The year is coming to a close and that means a couple things:
- You’re getting invites for holiday and year end parties
- Friends and coworkers are coming down with terrible colds, flus and other debilitating illnesses
- Your brain starts pondering how the year has gone and what next year will hold
I don’t have much advice for you around the first two issues, except, try not to eat too many gingerbread cookies, and wash your hands frequently.
But perhaps I can say something useful about the third.
Reflecting at the End of the Year
I’ve written before about New Year’s resolutions. Many people make them, and often they don’t get followed through.
One study found that 46% of resolvers were still doing well with their resolution 6 months after – so while certainly not 100%, it’s not lottery odds either. And I would wager that their level of starting commitment had a huge effect on the outcome.
If you’re reading this blog, you probably have things in your life you’re not satisfied with: your career, your level of energy, your social life, your sense of purpose or adventure. It’s natural to want to take some (or all) of these areas to the next level.
Consider: The Side Project
One really powerful way to do that is to start, and finish, a side project. One that explores an area you find interesting, gets you out of your comfort zone, forces you to learn new skills and competencies, and gives you something you can show off and talk about.
Side projects have been a huge part of my life, from high school, when I was messing with Photoshop and making websites on Geocities, to the nonprofit I cofounded in college, to the books, blogs, podcasts, and apps I’ve launched in my professional life.
But for many people, shipping a side project is hard.
Samantha Zhang points out two challenges with these elusive beasts:
- The Paradox of Choice, where the fact that we have so many ideas prevents us from going all in on anything
- The Lack of Deadlines, where the absence of external accountability means you can always wait until next weekend to really get started with your project.

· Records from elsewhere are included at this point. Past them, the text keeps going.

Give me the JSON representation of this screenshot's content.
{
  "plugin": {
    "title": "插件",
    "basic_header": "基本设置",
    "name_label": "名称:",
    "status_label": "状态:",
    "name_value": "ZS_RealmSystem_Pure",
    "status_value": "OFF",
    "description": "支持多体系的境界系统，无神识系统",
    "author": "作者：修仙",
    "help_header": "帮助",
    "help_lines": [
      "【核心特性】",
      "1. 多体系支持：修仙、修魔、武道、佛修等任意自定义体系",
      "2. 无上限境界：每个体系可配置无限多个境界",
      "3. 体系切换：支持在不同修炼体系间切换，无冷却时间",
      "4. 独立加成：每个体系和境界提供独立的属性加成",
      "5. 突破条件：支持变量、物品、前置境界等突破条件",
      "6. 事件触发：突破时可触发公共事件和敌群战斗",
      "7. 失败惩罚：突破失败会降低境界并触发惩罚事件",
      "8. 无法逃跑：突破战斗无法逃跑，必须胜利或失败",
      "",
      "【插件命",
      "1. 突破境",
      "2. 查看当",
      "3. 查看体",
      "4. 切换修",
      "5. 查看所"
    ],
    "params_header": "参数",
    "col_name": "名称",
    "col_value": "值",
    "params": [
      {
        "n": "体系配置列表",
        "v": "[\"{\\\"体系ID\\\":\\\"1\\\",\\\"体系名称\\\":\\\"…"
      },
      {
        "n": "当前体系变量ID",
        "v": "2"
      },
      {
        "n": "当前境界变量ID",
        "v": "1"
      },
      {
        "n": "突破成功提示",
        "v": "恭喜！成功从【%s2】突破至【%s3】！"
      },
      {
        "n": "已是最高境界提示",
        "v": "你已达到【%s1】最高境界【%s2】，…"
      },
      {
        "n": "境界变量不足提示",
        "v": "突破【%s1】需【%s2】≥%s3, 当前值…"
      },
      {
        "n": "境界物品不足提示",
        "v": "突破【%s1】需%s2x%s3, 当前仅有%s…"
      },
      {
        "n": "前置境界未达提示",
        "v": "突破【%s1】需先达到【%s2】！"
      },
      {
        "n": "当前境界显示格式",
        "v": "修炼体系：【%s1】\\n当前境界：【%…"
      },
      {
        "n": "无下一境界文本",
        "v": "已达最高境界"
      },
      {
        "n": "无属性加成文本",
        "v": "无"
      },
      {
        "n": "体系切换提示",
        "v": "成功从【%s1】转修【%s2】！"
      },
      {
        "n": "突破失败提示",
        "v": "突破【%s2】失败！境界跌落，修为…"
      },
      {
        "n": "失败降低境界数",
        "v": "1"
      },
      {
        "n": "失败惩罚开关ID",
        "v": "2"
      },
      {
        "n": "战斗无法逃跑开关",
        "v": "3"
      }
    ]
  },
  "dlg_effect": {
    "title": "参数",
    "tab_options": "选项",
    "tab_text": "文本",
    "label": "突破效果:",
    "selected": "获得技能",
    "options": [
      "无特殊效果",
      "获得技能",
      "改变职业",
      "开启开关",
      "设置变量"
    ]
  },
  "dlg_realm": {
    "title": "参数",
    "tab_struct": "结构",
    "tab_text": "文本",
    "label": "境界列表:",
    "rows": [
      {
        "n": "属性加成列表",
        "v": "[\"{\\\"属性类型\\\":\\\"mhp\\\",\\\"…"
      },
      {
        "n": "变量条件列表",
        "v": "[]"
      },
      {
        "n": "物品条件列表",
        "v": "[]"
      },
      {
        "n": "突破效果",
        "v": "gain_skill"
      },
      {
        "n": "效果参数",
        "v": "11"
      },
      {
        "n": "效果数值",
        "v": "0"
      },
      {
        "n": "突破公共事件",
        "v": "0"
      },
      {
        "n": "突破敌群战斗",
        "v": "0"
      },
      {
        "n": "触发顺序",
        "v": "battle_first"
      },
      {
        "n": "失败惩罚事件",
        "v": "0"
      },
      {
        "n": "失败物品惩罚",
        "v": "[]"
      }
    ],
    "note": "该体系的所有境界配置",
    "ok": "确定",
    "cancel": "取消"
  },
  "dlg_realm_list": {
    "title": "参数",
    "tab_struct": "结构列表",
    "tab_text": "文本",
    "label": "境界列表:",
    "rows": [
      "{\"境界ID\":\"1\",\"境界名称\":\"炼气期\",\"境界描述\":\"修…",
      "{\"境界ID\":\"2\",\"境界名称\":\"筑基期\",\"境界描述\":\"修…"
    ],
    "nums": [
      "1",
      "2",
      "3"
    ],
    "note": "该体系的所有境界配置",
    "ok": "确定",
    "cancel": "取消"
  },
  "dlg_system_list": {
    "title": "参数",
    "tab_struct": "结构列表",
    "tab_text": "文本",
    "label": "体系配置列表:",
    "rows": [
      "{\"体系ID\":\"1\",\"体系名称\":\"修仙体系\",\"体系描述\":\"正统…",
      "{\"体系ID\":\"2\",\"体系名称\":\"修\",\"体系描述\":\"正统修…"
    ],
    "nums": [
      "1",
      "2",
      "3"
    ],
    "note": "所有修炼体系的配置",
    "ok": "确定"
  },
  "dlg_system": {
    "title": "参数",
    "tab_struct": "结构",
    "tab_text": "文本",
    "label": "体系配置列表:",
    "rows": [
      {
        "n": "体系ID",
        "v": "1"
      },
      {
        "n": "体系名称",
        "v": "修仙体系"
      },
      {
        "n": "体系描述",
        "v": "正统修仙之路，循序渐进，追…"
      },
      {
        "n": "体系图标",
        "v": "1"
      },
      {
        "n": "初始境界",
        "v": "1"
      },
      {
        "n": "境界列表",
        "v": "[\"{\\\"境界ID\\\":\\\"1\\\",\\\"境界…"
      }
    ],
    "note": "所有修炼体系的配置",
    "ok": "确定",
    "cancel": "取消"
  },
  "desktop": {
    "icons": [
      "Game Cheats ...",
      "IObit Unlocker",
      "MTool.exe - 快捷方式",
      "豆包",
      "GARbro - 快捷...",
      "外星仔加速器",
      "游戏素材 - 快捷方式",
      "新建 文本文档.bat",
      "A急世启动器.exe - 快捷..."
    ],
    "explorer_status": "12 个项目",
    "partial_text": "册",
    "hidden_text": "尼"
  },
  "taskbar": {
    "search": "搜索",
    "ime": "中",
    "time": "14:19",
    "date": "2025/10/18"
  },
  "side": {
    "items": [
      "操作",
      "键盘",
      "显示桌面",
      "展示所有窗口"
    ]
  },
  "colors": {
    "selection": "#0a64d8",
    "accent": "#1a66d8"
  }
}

The folks at Contrast outline another issue, which they deem “The Cycle of Doom“, where our project plans gets more and more ambitious in our mind, until we are fed up with the whole thing and just quit all together.
Breaking Through the Obstacles
So you’re thinking a side project is just what you need in 2016, but wondering how you can make it work with your busy schedule?
Well, you’ve got some options.
A third option, for those who want to get more structured about it, is to do Ship Your Side Project.
Ship Your Side Project is a six week online bootcamp for mid career tech and creative professionals who want to get serious about their side project. I’ve been working on the program with my partner Amanda Phingbodhipakkiya, an Art Director at Primacy since September, and it’s going to be dope.
We’re putting together a community of 30 amazing people to plan, build, and ship their side projects over the first two months of 2016. Already, dozens of people from four continents and companies like LinkedIn, Squarespace, R/GA and others have applied to join the program, which kicks off Jan 18th.
Whatever path you take, I think that 2016 is a good year for you to try launching a side project. It might just be the start of something amazing.
Latest posts by Jason Shen (see all)
- No Better Than Adversity - November 14, 2017
- Building a Product as a Solo Technical Founder with Safia Abdalla - September 25, 2017
- Three Product Management Announcements - September 16, 2017